What is needed:
For each line of the data below, test for "sample". Report only the number of lines that pass.

------

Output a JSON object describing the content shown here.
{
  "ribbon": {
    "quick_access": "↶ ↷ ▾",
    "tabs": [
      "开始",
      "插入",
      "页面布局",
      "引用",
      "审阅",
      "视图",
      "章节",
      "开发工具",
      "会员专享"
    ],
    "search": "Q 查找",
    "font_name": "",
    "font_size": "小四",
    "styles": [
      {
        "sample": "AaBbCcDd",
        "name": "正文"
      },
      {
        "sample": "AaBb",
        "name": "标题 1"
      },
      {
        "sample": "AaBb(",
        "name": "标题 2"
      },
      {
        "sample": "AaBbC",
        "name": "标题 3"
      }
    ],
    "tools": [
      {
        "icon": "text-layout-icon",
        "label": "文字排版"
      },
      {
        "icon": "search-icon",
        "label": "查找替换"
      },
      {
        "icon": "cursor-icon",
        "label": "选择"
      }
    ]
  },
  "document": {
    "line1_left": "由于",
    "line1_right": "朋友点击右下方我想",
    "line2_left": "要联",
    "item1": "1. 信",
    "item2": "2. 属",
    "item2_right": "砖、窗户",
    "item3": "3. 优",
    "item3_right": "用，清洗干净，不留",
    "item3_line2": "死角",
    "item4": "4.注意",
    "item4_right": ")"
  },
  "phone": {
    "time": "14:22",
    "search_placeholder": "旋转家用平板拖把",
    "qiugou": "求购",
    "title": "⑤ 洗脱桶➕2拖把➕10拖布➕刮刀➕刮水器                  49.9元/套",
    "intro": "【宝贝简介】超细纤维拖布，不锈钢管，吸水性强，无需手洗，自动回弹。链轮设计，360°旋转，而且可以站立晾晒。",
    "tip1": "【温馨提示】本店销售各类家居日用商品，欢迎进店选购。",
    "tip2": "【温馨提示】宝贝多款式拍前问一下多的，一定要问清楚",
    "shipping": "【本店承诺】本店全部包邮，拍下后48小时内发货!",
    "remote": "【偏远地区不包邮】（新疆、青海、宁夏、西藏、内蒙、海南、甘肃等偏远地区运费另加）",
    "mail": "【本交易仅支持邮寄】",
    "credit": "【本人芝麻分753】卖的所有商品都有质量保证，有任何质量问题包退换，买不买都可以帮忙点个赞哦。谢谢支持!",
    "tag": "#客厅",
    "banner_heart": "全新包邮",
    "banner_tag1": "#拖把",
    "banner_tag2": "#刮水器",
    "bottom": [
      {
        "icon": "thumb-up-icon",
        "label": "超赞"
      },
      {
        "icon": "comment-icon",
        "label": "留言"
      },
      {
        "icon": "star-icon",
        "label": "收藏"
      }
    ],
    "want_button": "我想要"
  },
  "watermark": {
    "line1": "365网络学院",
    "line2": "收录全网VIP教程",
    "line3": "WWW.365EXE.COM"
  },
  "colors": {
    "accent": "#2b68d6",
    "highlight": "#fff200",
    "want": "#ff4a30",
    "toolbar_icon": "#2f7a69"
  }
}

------

Exercise response:
4